> **REQUIREMENT**:
The line containing "Read all visible content and emit it as JSON." marks the start; repeat it and every following line exactly through the end of the entries.

> **THE INPUT**:
★ ★ ★ ★ ★

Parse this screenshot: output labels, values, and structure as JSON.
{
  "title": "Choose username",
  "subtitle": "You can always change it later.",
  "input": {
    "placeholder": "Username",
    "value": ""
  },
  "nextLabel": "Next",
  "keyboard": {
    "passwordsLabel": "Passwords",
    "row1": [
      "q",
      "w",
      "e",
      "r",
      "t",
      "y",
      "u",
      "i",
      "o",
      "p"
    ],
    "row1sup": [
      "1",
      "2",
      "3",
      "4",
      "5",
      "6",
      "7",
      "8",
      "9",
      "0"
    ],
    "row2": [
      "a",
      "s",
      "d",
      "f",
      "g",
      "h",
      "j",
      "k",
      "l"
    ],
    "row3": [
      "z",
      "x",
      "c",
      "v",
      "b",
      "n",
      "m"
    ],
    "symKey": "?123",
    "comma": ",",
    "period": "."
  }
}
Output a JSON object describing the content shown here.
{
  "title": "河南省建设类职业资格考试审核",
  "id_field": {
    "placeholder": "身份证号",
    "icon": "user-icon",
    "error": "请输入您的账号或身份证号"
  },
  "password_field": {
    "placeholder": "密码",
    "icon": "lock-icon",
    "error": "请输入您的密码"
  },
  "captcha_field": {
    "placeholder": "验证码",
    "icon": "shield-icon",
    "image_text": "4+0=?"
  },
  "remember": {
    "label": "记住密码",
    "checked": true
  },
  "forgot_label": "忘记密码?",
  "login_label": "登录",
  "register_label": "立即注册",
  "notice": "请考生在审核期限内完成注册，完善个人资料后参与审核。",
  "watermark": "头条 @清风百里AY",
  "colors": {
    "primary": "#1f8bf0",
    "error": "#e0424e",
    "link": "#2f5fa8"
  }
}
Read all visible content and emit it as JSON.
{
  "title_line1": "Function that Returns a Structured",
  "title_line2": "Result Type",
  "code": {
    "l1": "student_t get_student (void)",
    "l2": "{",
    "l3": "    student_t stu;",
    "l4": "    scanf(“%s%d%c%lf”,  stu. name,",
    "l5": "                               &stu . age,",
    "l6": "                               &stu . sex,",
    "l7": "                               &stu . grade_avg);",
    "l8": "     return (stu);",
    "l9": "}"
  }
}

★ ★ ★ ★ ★

> **ANSWER SECTION**:
Read all visible content and emit it as JSON.
{
  "title_line1": "Function that Returns a Structured",
  "title_line2": "Result Type",
  "code": {
    "l1": "student_t get_student (void)",
    "l2": "{",
    "l3": "    student_t stu;",
    "l4": "    scanf(“%s%d%c%lf”,  stu. name,",
    "l5": "                               &stu . age,",
    "l6": "                               &stu . sex,",
    "l7": "                               &stu . grade_avg);",
    "l8": "     return (stu);",
    "l9": "}"
  }
}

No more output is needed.